gameSense Sports recently had the opportunity to work with the Cincinnati Reds during Spring Training. Like every MLB team, the Reds are exploring all the potential technologies that can help them win more games. Everything from accelerometers and heart rate monitors to virtual reality (VR) and ball tracking. The Reds, however, are at the forefront of pitch recognition (PR) testing and training. They recognize the importance of PR and trust scientific research and experts, like us. That’s why the Reds brought us in to test all their minor league players, as well as some major leaguers.
We used our standardized PR Pitch-IQ™ test to see which players can accurately pick up the type and location of pitches. And as expected, we found some of their players are very good at this task, while others were not so good. A player’s PR score also tends to correlate with a player’s on field statistics. Good PR bodes well for a batter and provides the attributes teams are looking for. The better your recognition skills the less you strike out, the more you walk, the more extended at bats you have and the higher your slugging percentage is.
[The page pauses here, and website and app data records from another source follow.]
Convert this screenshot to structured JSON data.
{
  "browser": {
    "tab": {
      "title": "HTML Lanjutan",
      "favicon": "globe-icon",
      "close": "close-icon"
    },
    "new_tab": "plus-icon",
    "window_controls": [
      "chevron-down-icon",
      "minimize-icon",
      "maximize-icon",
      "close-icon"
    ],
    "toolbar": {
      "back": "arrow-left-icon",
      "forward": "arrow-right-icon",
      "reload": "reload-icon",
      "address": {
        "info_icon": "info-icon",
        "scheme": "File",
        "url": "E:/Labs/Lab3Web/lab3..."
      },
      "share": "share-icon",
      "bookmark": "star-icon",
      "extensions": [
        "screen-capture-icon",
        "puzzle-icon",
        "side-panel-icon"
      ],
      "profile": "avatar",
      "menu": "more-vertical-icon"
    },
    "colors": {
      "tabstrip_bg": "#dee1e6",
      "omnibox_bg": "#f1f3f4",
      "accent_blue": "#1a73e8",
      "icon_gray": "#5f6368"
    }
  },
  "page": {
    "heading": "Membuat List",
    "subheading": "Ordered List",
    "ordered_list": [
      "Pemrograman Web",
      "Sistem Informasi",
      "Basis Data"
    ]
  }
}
We’ll retest after the season to see how each player’s PR scores have changed. We predict that most players will improve their PR over the season. Why? Because the only way to train PR is to see pitches. These guys will see hundreds, some thousands of pitches, before the season ends. Our prediction gets to the heart of all this. PR is not something you are born with. No one comes out of the womb with the ability to pick up a curve or a cutter. You can only acquire this skill through practice….seeing quality pitches. So a player may have a pretty swing, but without the ability to accurately anticipate where and when a ball will be to hit it, they have little chance. High PR is not always essential to success, but sooner or later their ability to see pitches propels them to the top or drags them down.